n.
1. The numerical value of a real number without regard to its sign. For example, the absolute value of -4 (written │-4│) is 4. Also called numerical value.
2. The modulus of a complex number, equal to the square root of the sum of the squares of the real and imaginary components of the number.

absolute value

n
1. (Mathematics) the positive real number equal to a given real but disregarding its sign. Written | x |. Where r is positive, | r | = r = | –r |
2. (Mathematics) Also called: modulus a measure of the magnitude of a complex number, represented by the length of a line in the Argand diagram: |x + iy | = √(x2 + y2), so | 4 + 3i | = 5

ab′solute val′ue


n.
1. the magnitude of a quantity, irrespective of sign; the distance of a quantity from zero.
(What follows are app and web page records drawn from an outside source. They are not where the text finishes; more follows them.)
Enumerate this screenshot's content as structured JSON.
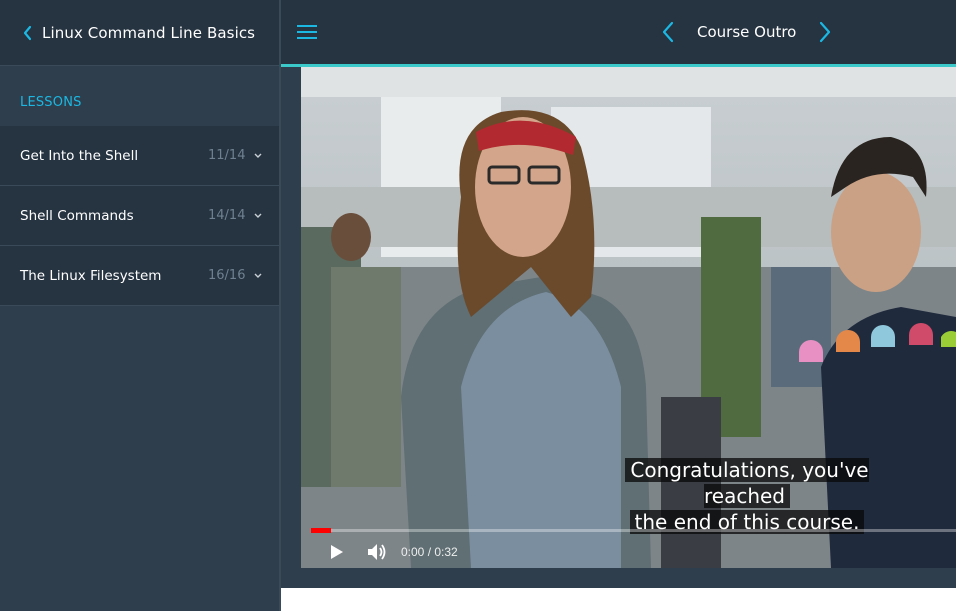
{
  "sidebar": {
    "course_title": "Linux Command Line Basics",
    "lessons_label": "LESSONS",
    "lessons": [
      {
        "name": "Get Into the Shell",
        "count": "11/14"
      },
      {
        "name": "Shell Commands",
        "count": "14/14"
      },
      {
        "name": "The Linux Filesystem",
        "count": "16/16"
      }
    ]
  },
  "header": {
    "lesson_title": "Course Outro"
  },
  "player": {
    "caption_line1": "Congratulations, you've reached",
    "caption_line2": "the end of this course.",
    "time": "0:00 / 0:32",
    "progress_fraction": 0.0
  },
  "colors": {
    "accent": "#1ab8e3",
    "teal": "#3cc9c9",
    "sidebar_bg": "#263340",
    "progress": "#ff0000"
  }
}
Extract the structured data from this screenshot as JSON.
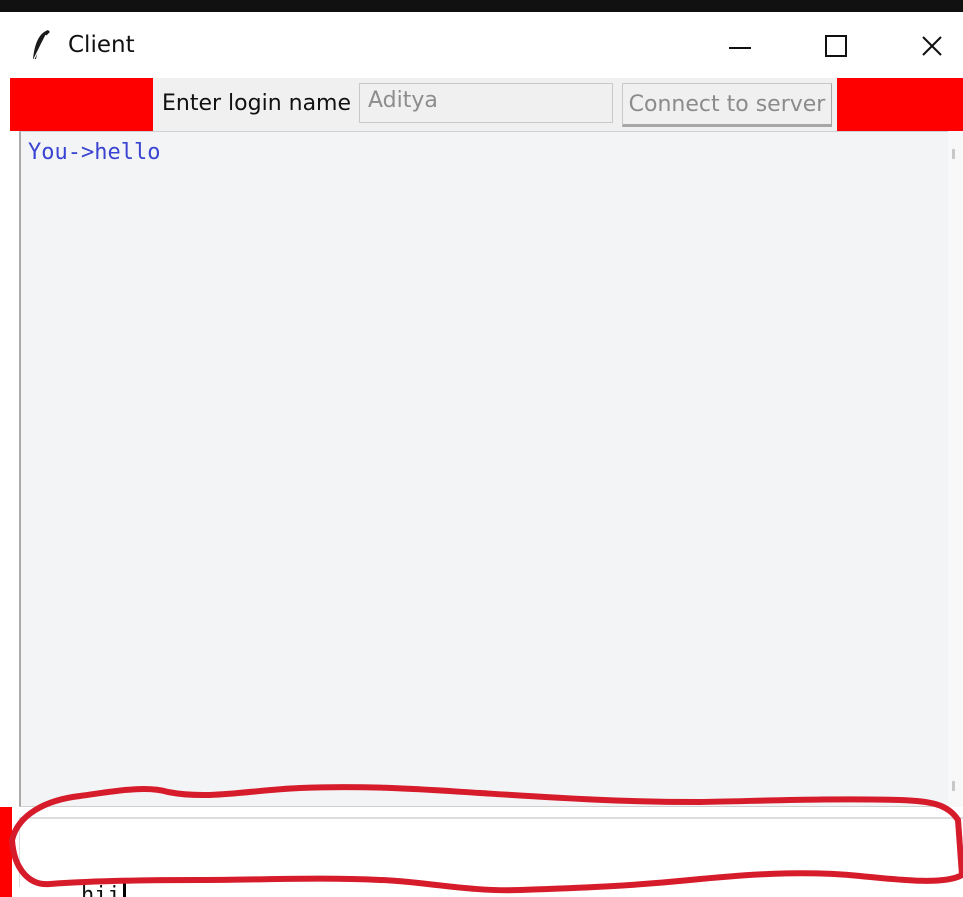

The absolute value of a number is symbolized by two vertical lines, as |3| or |−3| is three.
2. the square root of the sum of the squares of the real and imaginary parts of a given complex number. Also called modulus.
[1905–10]

absolute value

The value of a number without regard to its sign. For example, the absolute value of +3 (written │+3│) and the absolute value of -3 (written │-3│) are both 3.
ThesaurusAntonymsRelated WordsSynonymsLegend:
Noun1.absolute value - a real number regardless of its signabsolute value - a real number regardless of its sign
definite quantity - a specific measure of amount
modulus - the absolute value of a complex number
References in classic literature ?
There was only one thing that had an absolute value for each individual, and it was just that original impulse, that internal heat, that feeling of one's self in one's own breast.
One may almost doubt if the wisest man has learned anything of absolute value by living.
In the analysis, the values can be applied either in [[OHM]] and [F], or in [[OHM] x m] and [F/m], since using the specific values in expression (2) instead of absolute values, l and S are shortened, and the result remains the former.
In this article, we will discuss the numeric, algebraic, and graphical representations of sums of absolute values of linear functions.
We call a graph G = (V, E) (n, d, [lambda])-graph if G is a d-regular graph on n vertices with the absolute values of each of its eigenvalues but the largest one are at most [lambda].